Good jobs for communication majors include advertising, business management, government jobs, journalism, education, public relations and law. There are many sub-categories of jobs to go into as well; for example, journalism jobs for communications majors may include editing, reporting or copy writing. A person studying communication spends a great deal of time learning how to use messaging to sway other people toward a specific goal or to inform them of things they need to know.
Those who use their communications degree in their career use facts and personal knowledge to communicate the information they want others to know. They spend much of their day using written and verbal communication to complete the duties set forth by their employer, manager or mentor.
Communication majors often work in offices but can be out in the field meeting with clients or potential clients. It is estimated that 75 percent of a person's day is spent using some form of communication, whether he or she has a degree or not.

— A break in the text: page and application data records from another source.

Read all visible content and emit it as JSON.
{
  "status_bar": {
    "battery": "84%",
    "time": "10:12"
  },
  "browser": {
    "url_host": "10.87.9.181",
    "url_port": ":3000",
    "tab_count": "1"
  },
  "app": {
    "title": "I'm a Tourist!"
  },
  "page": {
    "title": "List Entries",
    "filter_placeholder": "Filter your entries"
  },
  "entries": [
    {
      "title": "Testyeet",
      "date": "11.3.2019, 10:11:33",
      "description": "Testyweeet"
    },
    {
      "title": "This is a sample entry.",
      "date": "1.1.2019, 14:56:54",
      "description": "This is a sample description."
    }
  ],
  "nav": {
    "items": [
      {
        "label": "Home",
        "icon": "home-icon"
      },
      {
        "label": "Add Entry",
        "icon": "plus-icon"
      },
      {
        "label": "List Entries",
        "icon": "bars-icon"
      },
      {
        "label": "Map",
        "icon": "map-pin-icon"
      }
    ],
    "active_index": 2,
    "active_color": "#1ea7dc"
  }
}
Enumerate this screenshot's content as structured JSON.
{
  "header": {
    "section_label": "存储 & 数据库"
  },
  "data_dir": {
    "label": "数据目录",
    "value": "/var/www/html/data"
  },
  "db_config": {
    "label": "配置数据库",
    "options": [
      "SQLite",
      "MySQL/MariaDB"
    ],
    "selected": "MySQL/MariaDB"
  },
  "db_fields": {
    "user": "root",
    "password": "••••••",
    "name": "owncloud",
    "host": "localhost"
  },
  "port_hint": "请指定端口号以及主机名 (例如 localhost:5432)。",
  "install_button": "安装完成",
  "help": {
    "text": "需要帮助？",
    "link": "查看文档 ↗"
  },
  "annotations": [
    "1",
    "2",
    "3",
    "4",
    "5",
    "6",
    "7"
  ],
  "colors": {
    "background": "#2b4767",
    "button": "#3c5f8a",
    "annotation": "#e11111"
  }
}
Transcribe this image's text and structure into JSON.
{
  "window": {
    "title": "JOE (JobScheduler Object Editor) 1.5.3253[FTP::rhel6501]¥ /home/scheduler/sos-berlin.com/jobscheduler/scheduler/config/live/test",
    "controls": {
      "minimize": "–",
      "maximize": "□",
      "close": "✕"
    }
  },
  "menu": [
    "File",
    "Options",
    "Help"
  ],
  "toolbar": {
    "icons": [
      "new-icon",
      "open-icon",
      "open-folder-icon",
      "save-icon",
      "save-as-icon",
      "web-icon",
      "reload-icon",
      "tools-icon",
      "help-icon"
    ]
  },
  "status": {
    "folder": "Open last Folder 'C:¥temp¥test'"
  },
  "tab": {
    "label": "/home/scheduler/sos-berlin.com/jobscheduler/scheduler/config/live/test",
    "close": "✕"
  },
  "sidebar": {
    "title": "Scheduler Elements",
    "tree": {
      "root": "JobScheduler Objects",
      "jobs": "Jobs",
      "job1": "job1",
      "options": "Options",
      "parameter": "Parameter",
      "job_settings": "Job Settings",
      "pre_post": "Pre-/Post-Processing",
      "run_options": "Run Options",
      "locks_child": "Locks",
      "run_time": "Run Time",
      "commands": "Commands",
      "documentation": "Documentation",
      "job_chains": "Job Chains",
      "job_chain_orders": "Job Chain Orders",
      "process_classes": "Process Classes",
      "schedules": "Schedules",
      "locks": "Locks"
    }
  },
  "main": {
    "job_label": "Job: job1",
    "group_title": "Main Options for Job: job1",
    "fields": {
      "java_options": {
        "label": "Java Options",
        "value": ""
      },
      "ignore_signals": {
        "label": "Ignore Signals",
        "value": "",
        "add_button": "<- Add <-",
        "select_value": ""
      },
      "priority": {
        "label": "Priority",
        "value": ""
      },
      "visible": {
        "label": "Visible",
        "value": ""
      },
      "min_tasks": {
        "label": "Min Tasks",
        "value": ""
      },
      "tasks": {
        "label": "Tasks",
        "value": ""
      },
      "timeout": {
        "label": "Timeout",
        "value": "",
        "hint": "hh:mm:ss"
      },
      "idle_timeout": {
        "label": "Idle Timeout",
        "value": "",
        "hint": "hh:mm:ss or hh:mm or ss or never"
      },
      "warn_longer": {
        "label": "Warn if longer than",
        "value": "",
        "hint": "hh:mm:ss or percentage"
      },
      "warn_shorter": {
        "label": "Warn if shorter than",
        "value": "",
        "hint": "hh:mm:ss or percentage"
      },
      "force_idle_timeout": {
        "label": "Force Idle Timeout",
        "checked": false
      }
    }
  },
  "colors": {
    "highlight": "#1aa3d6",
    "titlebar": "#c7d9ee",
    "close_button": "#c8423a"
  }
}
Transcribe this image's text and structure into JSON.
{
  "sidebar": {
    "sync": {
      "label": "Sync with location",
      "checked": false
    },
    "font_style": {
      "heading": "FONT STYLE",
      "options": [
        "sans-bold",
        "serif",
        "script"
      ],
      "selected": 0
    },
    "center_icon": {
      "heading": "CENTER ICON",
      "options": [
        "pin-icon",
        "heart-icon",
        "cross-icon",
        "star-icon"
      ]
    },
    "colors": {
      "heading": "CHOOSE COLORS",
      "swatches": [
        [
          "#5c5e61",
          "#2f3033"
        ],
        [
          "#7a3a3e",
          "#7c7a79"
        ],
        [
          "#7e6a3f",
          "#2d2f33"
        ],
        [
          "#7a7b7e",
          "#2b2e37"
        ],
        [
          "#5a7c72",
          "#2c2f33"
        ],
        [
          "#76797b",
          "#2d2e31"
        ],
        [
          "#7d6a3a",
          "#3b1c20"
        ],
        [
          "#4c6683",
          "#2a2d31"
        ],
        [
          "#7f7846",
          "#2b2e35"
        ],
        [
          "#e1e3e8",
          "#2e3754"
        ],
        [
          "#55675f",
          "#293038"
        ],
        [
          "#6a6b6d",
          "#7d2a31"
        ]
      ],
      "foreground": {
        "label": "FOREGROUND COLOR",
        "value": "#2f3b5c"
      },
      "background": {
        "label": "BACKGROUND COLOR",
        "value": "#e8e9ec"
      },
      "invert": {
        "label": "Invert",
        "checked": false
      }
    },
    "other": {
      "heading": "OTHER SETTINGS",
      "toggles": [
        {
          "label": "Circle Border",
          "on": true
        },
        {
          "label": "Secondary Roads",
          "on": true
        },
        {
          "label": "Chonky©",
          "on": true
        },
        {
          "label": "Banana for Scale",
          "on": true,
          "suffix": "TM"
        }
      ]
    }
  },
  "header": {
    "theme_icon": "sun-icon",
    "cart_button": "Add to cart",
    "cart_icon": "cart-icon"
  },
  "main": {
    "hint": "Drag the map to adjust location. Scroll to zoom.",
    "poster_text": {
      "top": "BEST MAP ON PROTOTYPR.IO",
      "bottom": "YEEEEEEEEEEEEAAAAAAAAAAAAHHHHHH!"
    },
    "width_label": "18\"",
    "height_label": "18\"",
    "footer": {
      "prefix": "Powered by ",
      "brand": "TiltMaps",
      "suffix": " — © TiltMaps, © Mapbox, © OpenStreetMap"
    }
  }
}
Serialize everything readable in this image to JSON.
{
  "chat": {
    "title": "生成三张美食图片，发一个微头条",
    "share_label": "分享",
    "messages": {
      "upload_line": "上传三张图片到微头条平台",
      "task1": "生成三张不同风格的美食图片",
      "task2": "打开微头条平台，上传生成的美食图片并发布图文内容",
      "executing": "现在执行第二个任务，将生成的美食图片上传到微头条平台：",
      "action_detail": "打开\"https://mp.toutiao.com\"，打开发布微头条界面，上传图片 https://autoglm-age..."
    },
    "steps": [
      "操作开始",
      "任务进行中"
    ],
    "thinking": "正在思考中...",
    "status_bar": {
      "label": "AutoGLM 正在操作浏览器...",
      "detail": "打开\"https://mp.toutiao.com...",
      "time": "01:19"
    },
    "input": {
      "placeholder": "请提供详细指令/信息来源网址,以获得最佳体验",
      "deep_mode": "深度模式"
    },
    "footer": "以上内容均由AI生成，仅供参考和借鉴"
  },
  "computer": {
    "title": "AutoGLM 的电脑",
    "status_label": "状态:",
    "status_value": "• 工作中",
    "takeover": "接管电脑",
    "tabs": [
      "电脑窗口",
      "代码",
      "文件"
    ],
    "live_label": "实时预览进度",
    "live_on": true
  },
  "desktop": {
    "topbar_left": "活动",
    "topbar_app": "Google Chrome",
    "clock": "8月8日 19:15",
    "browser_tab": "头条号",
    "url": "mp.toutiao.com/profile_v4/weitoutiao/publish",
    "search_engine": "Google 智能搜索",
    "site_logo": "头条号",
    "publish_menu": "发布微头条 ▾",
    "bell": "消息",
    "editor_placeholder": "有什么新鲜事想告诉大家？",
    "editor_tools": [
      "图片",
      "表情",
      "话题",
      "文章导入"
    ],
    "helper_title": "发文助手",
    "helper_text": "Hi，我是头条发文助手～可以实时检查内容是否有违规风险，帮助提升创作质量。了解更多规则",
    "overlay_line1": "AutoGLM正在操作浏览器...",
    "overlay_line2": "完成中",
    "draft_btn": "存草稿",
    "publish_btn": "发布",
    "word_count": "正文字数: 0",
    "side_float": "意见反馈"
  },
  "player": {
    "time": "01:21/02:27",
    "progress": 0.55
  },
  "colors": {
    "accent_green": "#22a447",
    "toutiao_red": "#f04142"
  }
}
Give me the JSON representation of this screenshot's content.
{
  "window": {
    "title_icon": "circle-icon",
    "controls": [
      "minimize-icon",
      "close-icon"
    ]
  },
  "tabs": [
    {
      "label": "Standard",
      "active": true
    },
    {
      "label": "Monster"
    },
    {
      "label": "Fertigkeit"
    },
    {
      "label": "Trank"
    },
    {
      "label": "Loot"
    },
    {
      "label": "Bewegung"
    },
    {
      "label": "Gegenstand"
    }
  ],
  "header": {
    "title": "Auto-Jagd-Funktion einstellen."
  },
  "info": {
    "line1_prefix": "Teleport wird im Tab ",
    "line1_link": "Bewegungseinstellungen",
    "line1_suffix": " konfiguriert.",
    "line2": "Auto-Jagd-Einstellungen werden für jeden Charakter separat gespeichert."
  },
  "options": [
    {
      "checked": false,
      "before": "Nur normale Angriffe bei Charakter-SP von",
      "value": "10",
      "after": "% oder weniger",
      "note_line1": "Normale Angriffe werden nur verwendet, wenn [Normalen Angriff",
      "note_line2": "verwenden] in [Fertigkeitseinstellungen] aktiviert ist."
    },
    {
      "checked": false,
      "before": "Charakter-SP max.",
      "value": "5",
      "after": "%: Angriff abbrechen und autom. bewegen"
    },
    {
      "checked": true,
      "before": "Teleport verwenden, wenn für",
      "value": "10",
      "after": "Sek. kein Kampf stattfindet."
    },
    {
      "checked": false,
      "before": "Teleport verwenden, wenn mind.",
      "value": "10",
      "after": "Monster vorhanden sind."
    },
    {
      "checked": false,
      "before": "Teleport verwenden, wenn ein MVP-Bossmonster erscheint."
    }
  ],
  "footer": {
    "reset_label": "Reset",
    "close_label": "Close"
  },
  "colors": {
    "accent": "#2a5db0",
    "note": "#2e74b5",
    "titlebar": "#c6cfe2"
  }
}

Any field of study that attempts to provide information to those who need it, or those who are just simply interested in the information, is considered a communications field. However, some communications fields require more specialized education beyond a communications degree; for example, while law is considered a communications field, many jobs in the legal field require specialized study such as law school.